“Karen” ceased being a mere proper noun some time ago; it’s not clear exactly when, but somewhere over the last decade it made the transition to being a pronoun to describe a person who displays a particular kind of behavior. Karens—the kinds of people whose privilege causes them to believe they have the right to invade others’ personal space, question their credentials or even their very presence and expect that they’re owed answers to their obnoxious queries—have been around forever. It’s just that we’ve only collectively agreed on how to identify them in the last half-decade or so.
But there is one thing that’s problematic about that identifier, which is that Karen, as a name, is almost exclusively given to female children, while Karen, as a pronoun, can be anybody who forgets themselves and tries to check the wrong person instead of checking their privilege. To paraphrase Too Short, all Karens ain’t women. In fact, a male Karen found his way into my voicemail on Friday evening, late enough that when my phone rang from a number I didn’t recognize, it startled my partner.

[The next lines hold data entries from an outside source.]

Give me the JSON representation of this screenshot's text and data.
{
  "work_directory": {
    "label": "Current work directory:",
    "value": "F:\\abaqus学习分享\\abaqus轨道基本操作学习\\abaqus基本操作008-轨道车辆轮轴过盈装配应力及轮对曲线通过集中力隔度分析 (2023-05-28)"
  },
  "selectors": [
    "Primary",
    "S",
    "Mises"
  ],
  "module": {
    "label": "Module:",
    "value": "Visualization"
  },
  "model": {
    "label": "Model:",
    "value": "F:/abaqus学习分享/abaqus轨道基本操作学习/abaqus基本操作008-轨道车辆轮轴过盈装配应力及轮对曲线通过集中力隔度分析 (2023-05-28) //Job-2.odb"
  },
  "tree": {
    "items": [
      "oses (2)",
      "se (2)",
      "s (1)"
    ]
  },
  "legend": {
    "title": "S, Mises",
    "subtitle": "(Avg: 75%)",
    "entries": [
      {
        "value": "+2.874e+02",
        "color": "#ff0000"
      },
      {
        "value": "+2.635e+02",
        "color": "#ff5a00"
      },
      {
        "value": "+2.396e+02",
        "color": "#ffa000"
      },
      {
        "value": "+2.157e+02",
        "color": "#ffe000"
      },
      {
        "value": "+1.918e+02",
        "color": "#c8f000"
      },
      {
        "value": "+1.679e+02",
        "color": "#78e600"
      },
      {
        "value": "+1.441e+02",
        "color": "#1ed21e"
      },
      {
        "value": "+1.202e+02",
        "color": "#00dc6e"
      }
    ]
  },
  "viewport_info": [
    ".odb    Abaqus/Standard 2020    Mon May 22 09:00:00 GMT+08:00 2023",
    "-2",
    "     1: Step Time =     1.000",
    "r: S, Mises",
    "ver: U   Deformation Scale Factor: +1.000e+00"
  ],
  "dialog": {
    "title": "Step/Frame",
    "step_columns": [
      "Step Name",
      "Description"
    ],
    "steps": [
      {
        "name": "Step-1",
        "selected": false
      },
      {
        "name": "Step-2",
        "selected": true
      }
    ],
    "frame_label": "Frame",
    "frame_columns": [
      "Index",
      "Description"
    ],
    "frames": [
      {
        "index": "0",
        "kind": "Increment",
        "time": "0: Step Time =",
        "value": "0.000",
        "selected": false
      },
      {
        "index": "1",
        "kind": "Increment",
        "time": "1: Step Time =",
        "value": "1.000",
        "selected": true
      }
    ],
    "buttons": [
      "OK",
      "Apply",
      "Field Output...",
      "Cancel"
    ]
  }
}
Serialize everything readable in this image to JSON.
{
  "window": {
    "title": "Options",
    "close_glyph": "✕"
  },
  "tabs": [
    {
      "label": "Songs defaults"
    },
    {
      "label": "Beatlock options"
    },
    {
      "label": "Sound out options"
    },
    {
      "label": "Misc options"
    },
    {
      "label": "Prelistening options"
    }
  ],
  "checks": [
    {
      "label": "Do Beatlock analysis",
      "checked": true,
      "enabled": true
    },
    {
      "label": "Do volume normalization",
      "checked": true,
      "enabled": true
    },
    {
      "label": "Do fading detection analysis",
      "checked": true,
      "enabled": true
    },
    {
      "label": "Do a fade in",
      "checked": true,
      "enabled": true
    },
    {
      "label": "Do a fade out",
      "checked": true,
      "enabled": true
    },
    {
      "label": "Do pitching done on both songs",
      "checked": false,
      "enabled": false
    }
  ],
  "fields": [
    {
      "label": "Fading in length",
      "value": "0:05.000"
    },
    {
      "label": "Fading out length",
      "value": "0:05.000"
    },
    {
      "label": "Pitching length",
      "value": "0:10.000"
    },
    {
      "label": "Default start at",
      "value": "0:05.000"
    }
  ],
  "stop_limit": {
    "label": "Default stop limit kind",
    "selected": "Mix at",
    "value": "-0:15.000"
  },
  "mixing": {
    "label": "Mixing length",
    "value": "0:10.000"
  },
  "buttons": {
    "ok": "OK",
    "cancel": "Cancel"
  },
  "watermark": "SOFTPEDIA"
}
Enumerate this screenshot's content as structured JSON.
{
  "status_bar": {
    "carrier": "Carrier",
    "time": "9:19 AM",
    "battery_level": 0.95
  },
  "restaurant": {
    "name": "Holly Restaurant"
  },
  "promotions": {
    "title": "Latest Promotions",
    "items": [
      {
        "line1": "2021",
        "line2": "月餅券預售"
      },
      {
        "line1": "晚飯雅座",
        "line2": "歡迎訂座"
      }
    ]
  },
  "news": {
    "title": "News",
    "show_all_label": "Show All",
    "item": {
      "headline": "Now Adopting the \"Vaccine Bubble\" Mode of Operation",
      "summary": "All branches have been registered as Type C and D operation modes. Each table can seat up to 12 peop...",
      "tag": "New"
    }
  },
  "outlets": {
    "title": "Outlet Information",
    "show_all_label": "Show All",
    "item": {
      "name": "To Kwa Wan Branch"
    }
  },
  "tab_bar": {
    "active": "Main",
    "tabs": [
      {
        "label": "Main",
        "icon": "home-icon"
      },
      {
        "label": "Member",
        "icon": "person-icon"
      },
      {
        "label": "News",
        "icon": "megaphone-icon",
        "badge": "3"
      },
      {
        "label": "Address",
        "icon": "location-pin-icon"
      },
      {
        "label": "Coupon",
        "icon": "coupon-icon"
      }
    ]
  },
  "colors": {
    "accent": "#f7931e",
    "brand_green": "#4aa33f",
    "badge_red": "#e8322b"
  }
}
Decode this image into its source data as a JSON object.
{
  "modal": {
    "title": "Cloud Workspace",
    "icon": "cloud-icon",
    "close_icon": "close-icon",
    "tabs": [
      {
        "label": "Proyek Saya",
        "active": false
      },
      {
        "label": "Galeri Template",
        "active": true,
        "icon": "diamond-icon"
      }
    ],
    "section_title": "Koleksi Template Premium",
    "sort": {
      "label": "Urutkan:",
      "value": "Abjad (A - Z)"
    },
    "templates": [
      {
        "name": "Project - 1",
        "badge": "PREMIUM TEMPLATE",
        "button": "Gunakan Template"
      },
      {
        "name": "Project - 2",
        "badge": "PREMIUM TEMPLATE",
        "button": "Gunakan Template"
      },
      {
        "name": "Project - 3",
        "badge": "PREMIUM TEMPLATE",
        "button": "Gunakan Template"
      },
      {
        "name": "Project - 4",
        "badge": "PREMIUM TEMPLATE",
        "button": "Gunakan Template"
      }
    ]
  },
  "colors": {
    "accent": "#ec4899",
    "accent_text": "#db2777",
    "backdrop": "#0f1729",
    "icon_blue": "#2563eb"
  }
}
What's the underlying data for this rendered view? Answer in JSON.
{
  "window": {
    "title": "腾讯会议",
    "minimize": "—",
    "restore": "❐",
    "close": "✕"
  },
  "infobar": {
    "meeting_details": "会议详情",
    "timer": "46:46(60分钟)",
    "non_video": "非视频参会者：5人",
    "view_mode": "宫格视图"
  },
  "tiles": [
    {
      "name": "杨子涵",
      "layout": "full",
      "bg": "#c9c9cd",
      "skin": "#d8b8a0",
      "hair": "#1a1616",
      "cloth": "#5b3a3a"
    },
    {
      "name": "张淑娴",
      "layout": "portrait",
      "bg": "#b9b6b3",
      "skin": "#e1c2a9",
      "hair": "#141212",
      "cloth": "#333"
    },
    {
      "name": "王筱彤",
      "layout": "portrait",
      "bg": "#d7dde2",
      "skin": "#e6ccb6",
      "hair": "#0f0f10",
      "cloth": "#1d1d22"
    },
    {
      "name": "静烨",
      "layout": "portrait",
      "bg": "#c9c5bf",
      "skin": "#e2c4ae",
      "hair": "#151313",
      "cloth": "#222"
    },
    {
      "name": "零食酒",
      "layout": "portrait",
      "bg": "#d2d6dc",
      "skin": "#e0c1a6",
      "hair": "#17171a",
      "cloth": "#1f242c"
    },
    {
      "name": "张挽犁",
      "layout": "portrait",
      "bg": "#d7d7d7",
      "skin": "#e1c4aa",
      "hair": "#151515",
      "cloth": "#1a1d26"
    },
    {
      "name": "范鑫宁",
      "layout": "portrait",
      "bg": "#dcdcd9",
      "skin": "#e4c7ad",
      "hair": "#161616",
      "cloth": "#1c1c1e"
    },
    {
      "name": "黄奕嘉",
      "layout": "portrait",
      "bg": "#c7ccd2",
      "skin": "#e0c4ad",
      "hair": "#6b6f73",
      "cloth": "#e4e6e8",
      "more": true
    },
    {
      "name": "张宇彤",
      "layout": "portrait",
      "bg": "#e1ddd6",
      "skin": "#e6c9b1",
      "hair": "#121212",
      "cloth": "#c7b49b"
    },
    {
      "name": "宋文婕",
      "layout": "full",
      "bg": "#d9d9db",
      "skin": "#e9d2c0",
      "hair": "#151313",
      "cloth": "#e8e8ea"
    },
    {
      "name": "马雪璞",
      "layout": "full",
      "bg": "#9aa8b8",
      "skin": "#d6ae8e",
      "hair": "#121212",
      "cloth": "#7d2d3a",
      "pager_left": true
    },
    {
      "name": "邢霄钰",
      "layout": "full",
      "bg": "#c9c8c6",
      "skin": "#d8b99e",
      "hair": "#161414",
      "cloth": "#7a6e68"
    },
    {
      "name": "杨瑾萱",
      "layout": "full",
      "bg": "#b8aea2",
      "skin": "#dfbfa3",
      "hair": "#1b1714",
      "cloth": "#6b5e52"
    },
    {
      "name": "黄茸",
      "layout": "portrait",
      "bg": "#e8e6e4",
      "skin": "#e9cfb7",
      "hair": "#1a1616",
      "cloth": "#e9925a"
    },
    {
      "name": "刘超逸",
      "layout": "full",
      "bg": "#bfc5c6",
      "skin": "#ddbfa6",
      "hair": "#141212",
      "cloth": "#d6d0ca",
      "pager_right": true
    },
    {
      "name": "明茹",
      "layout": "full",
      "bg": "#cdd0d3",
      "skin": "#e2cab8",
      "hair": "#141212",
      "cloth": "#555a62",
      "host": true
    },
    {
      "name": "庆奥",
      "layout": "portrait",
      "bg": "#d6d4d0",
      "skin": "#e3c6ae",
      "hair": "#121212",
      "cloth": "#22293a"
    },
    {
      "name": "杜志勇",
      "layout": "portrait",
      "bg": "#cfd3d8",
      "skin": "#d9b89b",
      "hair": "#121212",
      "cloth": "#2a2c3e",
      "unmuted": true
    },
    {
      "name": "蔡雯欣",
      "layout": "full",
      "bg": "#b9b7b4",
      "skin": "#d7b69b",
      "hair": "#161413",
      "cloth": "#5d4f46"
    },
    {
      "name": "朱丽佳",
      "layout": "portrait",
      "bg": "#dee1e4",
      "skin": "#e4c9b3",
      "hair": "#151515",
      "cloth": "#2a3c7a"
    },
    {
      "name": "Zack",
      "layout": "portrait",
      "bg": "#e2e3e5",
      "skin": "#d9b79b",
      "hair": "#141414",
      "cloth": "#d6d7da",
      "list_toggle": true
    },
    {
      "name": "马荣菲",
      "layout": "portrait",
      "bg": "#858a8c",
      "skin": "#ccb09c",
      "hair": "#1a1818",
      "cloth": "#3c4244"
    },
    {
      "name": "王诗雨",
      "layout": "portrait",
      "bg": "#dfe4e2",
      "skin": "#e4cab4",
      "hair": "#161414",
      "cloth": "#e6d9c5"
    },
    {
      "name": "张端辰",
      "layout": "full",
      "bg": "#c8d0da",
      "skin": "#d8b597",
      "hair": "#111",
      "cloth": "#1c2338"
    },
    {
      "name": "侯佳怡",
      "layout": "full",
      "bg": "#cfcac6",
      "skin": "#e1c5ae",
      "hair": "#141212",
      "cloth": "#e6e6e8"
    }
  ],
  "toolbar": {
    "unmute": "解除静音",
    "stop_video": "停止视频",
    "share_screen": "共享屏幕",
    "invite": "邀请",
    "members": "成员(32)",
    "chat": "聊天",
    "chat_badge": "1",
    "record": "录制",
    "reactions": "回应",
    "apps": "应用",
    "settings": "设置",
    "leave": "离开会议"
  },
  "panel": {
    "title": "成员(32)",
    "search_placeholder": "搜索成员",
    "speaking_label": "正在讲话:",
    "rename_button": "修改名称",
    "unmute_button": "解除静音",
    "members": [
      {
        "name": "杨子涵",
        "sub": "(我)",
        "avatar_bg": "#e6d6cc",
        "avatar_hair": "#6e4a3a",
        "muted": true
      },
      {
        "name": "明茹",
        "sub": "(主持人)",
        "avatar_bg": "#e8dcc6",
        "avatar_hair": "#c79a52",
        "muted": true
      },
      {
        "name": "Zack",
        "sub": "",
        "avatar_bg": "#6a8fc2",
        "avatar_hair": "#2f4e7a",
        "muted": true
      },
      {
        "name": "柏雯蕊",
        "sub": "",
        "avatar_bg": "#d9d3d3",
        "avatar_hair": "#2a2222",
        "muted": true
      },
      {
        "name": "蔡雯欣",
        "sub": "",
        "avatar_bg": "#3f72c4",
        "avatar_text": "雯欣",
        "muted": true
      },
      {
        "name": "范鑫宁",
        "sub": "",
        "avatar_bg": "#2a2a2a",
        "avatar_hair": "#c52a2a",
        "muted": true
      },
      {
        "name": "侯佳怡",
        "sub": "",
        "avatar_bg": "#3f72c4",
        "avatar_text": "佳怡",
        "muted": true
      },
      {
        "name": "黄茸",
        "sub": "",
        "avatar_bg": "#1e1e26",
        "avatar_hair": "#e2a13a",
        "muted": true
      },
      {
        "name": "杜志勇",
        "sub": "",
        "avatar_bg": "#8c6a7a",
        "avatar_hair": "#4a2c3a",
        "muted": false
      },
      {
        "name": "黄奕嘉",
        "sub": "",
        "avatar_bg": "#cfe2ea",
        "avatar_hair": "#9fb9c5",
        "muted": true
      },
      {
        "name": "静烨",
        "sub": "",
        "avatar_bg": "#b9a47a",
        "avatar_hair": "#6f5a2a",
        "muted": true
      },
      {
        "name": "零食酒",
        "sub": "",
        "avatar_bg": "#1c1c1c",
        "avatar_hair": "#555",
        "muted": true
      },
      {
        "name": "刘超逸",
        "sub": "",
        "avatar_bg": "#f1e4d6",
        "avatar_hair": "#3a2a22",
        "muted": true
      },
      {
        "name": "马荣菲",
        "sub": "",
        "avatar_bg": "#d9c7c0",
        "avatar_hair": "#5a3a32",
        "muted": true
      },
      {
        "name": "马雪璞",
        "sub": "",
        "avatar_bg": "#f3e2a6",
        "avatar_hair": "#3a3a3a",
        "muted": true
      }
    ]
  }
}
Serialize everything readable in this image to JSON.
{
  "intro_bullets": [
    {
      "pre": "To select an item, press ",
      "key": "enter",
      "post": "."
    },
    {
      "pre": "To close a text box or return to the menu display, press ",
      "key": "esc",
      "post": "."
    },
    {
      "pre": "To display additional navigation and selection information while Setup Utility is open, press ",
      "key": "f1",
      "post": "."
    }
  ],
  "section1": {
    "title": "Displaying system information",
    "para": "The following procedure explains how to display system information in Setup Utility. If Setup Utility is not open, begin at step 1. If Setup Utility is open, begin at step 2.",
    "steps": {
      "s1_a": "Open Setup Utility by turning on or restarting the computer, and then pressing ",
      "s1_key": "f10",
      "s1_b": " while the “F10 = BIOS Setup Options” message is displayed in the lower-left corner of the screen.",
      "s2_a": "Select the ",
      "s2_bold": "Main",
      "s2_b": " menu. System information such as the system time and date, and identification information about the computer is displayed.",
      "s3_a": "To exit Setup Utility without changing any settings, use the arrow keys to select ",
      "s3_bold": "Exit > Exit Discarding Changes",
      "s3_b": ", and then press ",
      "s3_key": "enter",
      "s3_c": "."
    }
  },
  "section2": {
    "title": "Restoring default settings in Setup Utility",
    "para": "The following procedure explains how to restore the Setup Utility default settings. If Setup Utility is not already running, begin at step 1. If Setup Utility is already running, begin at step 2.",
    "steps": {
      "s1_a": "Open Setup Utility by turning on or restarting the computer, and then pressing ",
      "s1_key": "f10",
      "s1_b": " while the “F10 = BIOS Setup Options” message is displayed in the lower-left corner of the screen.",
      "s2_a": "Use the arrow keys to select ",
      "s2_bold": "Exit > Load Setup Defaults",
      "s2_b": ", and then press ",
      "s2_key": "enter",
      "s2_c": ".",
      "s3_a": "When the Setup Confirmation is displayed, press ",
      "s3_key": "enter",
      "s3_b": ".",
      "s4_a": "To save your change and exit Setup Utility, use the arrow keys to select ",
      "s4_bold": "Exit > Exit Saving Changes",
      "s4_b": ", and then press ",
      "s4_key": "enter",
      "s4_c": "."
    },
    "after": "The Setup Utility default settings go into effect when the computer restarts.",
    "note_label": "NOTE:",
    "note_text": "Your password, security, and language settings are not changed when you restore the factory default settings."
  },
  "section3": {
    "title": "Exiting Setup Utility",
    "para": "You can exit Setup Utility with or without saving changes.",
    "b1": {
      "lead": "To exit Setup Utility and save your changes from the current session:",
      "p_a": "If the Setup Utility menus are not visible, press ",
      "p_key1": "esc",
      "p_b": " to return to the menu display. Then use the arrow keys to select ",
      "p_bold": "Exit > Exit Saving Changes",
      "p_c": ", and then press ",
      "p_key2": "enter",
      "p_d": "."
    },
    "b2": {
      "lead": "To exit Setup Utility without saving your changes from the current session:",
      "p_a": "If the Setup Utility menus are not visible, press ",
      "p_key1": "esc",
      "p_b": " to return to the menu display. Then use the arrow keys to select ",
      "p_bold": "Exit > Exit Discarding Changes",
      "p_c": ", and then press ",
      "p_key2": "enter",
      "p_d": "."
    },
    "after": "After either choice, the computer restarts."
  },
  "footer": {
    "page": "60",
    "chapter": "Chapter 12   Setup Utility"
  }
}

We had just put our toddler down for the night.
Why, this Karen demanded to know, had I referred to Arizona Sen. Kyrsten Sinema as a Karen in a story last week? Isn’t that a prejudiced word, he asked in the 10-second message. The irony here was that the Karen in my voicemail didn’t even recognize that he was Karening, having gone from habitual linestepping to leaping over every boundary possible by looking up a phone number that in no way is associated with my work at The Root. Despite having exactly zero connection to me in the real world, this Karen actually dialed my number after hours expecting to ask me a question about something I did during my day job which, by the way, is to write words.
Not wanting to scare my fiancée, I waited until Saturday morning to give this Karen hell, dialing the number back and informing him that in no uncertain terms would reaching out to me in a personal space about anything I write ever be a sane thing to do. He wasn’t all that smart, having dialed me from a number attached to a business whose physical address in Baltimore—where I have plenty of family and friends—popped up in a quick Google search. Dude was apologetic, but wildly and still actually confused about what he had done wrong: “But I just had a simple question.” And I had a simple answer: the more you fuck around, the more you’ll find out.
But this story isn’t really about one person who stepped dangerously over a boundary by calling me about a story. It is about the kind of harassment Karens of every stripe feel they have the right to engage in. I’m under no illusion that everyone who reads The Root will agree with each, or any, of my opinions or like any story that I’ve written. Every writer here—most writers anywhere—routinely get plenty of smoke in the comments sections and on Twitter. It’s all in the game, an occupational hazard most of us accept for the privilege of having our ideas and our prose platformed.
But having written, edited and done TV work on platforms as large as ESPN and CNN and as niche as The Root for more than two decades, I’ve identified a pattern in the feedback loop: nothing makes the criticism nastier, or compels people to cross more boundaries, than when I’m writing on a platform that centers Black people and perspectives. There’s something about having The Root as a platform that has transformed my various inboxes and social media accounts into magnets for people like the guy who emailed this morning about a story I wrote on Clarence Thomas months ago, demanding: “RETRACTION? Or are you too hateful towards a black man who is a conservative?” (My response: “Hey, Jim, Fuck off.”)
These folks aren’t editors. I’d wager none of them have sat through more than one class in journalism, if that. Most of their arguments aren’t well formed, assuming I can even understand them between the unnecessary all caps, misspellings and shitty grammar. They’re not genuinely concerned or conscientious readers.
What binds them, like all Karens, is believing they’re owed something that they’re not: accountability for daring to upset their worldview by taking a senator, like Sinema or a SCOTUS justice like Thomas, or white supremacy in its various forms, to task.
Sorry, Karen, but it doesn’t matter how many inappropriate ways you find to reach out, I still don’t give a shit and I’ll be here tomorrow.